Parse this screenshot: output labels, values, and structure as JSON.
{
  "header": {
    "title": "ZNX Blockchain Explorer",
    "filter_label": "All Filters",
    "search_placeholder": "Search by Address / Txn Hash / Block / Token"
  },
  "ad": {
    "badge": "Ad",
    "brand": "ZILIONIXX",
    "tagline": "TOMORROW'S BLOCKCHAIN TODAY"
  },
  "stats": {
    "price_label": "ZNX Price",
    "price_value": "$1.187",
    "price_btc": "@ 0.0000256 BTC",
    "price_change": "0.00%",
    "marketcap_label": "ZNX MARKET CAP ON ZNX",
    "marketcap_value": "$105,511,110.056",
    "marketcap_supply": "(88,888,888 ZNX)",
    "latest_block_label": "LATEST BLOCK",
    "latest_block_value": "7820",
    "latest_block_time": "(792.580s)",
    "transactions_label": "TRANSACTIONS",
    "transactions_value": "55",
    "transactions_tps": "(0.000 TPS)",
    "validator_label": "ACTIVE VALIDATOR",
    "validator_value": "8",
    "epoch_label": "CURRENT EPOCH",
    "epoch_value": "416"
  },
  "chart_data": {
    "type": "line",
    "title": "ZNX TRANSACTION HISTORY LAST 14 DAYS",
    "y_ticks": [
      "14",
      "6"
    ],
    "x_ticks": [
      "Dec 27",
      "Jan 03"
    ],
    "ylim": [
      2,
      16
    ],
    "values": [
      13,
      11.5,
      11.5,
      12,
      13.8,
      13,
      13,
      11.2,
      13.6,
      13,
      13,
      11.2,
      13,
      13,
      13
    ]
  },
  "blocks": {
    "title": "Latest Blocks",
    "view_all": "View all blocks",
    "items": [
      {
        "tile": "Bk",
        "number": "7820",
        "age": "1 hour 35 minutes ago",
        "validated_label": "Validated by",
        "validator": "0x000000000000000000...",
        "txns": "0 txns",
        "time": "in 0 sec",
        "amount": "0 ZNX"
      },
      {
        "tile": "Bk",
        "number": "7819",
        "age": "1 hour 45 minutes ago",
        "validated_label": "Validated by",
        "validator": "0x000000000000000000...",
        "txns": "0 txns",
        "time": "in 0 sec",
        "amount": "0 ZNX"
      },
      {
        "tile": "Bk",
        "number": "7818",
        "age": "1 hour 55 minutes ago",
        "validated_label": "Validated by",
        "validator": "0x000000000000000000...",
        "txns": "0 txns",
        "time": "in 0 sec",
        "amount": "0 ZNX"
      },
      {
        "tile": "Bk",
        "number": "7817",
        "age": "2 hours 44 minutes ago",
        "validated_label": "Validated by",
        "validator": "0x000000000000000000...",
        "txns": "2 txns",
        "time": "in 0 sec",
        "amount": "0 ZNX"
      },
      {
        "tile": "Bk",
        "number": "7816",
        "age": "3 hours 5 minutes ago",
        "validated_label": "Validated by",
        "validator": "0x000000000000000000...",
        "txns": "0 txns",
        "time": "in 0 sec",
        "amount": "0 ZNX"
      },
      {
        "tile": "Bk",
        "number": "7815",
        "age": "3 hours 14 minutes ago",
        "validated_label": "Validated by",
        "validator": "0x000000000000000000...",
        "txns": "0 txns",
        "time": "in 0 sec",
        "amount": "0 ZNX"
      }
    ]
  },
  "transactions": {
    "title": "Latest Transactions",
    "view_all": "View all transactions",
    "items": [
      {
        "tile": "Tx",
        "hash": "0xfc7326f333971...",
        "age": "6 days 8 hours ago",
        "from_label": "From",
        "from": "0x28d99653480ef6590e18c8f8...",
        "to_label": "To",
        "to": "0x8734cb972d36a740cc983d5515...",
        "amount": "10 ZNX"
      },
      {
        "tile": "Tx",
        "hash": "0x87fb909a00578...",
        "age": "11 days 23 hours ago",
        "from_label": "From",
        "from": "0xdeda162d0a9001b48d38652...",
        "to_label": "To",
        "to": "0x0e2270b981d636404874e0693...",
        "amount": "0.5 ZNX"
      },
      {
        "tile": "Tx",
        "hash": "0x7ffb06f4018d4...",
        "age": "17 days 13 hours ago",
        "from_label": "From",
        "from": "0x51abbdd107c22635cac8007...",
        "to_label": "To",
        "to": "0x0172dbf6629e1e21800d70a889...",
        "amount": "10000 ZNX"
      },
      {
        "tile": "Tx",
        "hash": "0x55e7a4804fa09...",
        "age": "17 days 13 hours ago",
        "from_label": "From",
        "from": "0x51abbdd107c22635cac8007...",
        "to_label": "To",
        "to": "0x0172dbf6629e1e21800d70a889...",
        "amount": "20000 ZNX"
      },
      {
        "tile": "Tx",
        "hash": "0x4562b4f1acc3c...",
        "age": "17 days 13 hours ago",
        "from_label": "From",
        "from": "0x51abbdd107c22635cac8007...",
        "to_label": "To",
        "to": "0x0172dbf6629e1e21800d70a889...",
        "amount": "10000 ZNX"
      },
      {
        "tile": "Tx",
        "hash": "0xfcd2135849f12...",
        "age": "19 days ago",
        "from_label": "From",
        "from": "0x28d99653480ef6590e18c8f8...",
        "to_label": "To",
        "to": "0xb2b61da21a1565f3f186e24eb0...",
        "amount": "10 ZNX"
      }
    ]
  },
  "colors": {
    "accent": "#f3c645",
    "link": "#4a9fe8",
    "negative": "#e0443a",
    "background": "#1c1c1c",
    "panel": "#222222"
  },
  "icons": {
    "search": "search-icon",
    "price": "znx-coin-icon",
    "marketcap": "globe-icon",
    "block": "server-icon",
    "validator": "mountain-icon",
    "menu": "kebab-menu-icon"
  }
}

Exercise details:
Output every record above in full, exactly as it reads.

Response:
Parse this screenshot: output labels, values, and structure as JSON.
{
  "header": {
    "title": "ZNX Blockchain Explorer",
    "filter_label": "All Filters",
    "search_placeholder": "Search by Address / Txn Hash / Block / Token"
  },
  "ad": {
    "badge": "Ad",
    "brand": "ZILIONIXX",
    "tagline": "TOMORROW'S BLOCKCHAIN TODAY"
  },
  "stats": {
    "price_label": "ZNX Price",
    "price_value": "$1.187",
    "price_btc": "@ 0.0000256 BTC",
    "price_change": "0.00%",
    "marketcap_label": "ZNX MARKET CAP ON ZNX",
    "marketcap_value": "$105,511,110.056",
    "marketcap_supply": "(88,888,888 ZNX)",
    "latest_block_label": "LATEST BLOCK",
    "latest_block_value": "7820",
    "latest_block_time": "(792.580s)",
    "transactions_label": "TRANSACTIONS",
    "transactions_value": "55",
    "transactions_tps": "(0.000 TPS)",
    "validator_label": "ACTIVE VALIDATOR",
    "validator_value": "8",
    "epoch_label": "CURRENT EPOCH",
    "epoch_value": "416"
  },
  "chart_data": {
    "type": "line",
    "title": "ZNX TRANSACTION HISTORY LAST 14 DAYS",
    "y_ticks": [
      "14",
      "6"
    ],
    "x_ticks": [
      "Dec 27",
      "Jan 03"
    ],
    "ylim": [
      2,
      16
    ],
    "values": [
      13,
      11.5,
      11.5,
      12,
      13.8,
      13,
      13,
      11.2,
      13.6,
      13,
      13,
      11.2,
      13,
      13,
      13
    ]
  },
  "blocks": {
    "title": "Latest Blocks",
    "view_all": "View all blocks",
    "items": [
      {
        "tile": "Bk",
        "number": "7820",
        "age": "1 hour 35 minutes ago",
        "validated_label": "Validated by",
        "validator": "0x000000000000000000...",
        "txns": "0 txns",
        "time": "in 0 sec",
        "amount": "0 ZNX"
      },
      {
        "tile": "Bk",
        "number": "7819",
        "age": "1 hour 45 minutes ago",
        "validated_label": "Validated by",
        "validator": "0x000000000000000000...",
        "txns": "0 txns",
        "time": "in 0 sec",
        "amount": "0 ZNX"
      },
      {
        "tile": "Bk",
        "number": "7818",
        "age": "1 hour 55 minutes ago",
        "validated_label": "Validated by",
        "validator": "0x000000000000000000...",
        "txns": "0 txns",
        "time": "in 0 sec",
        "amount": "0 ZNX"
      },
      {
        "tile": "Bk",
        "number": "7817",
        "age": "2 hours 44 minutes ago",
        "validated_label": "Validated by",
        "validator": "0x000000000000000000...",
        "txns": "2 txns",
        "time": "in 0 sec",
        "amount": "0 ZNX"
      },
      {
        "tile": "Bk",
        "number": "7816",
        "age": "3 hours 5 minutes ago",
        "validated_label": "Validated by",
        "validator": "0x000000000000000000...",
        "txns": "0 txns",
        "time": "in 0 sec",
        "amount": "0 ZNX"
      },
      {
        "tile": "Bk",
        "number": "7815",
        "age": "3 hours 14 minutes ago",
        "validated_label": "Validated by",
        "validator": "0x000000000000000000...",
        "txns": "0 txns",
        "time": "in 0 sec",
        "amount": "0 ZNX"
      }
    ]
  },
  "transactions": {
    "title": "Latest Transactions",
    "view_all": "View all transactions",
    "items": [
      {
        "tile": "Tx",
        "hash": "0xfc7326f333971...",
        "age": "6 days 8 hours ago",
        "from_label": "From",
        "from": "0x28d99653480ef6590e18c8f8...",
        "to_label": "To",
        "to": "0x8734cb972d36a740cc983d5515...",
        "amount": "10 ZNX"
      },
      {
        "tile": "Tx",
        "hash": "0x87fb909a00578...",
        "age": "11 days 23 hours ago",
        "from_label": "From",
        "from": "0xdeda162d0a9001b48d38652...",
        "to_label": "To",
        "to": "0x0e2270b981d636404874e0693...",
        "amount": "0.5 ZNX"
      },
      {
        "tile": "Tx",
        "hash": "0x7ffb06f4018d4...",
        "age": "17 days 13 hours ago",
        "from_label": "From",
        "from": "0x51abbdd107c22635cac8007...",
        "to_label": "To",
        "to": "0x0172dbf6629e1e21800d70a889...",
        "amount": "10000 ZNX"
      },
      {
        "tile": "Tx",
        "hash": "0x55e7a4804fa09...",
        "age": "17 days 13 hours ago",
        "from_label": "From",
        "from": "0x51abbdd107c22635cac8007...",
        "to_label": "To",
        "to": "0x0172dbf6629e1e21800d70a889...",
        "amount": "20000 ZNX"
      },
      {
        "tile": "Tx",
        "hash": "0x4562b4f1acc3c...",
        "age": "17 days 13 hours ago",
        "from_label": "From",
        "from": "0x51abbdd107c22635cac8007...",
        "to_label": "To",
        "to": "0x0172dbf6629e1e21800d70a889...",
        "amount": "10000 ZNX"
      },
      {
        "tile": "Tx",
        "hash": "0xfcd2135849f12...",
        "age": "19 days ago",
        "from_label": "From",
        "from": "0x28d99653480ef6590e18c8f8...",
        "to_label": "To",
        "to": "0xb2b61da21a1565f3f186e24eb0...",
        "amount": "10 ZNX"
      }
    ]
  },
  "colors": {
    "accent": "#f3c645",
    "link": "#4a9fe8",
    "negative": "#e0443a",
    "background": "#1c1c1c",
    "panel": "#222222"
  },
  "icons": {
    "search": "search-icon",
    "price": "znx-coin-icon",
    "marketcap": "globe-icon",
    "block": "server-icon",
    "validator": "mountain-icon",
    "menu": "kebab-menu-icon"
  }
}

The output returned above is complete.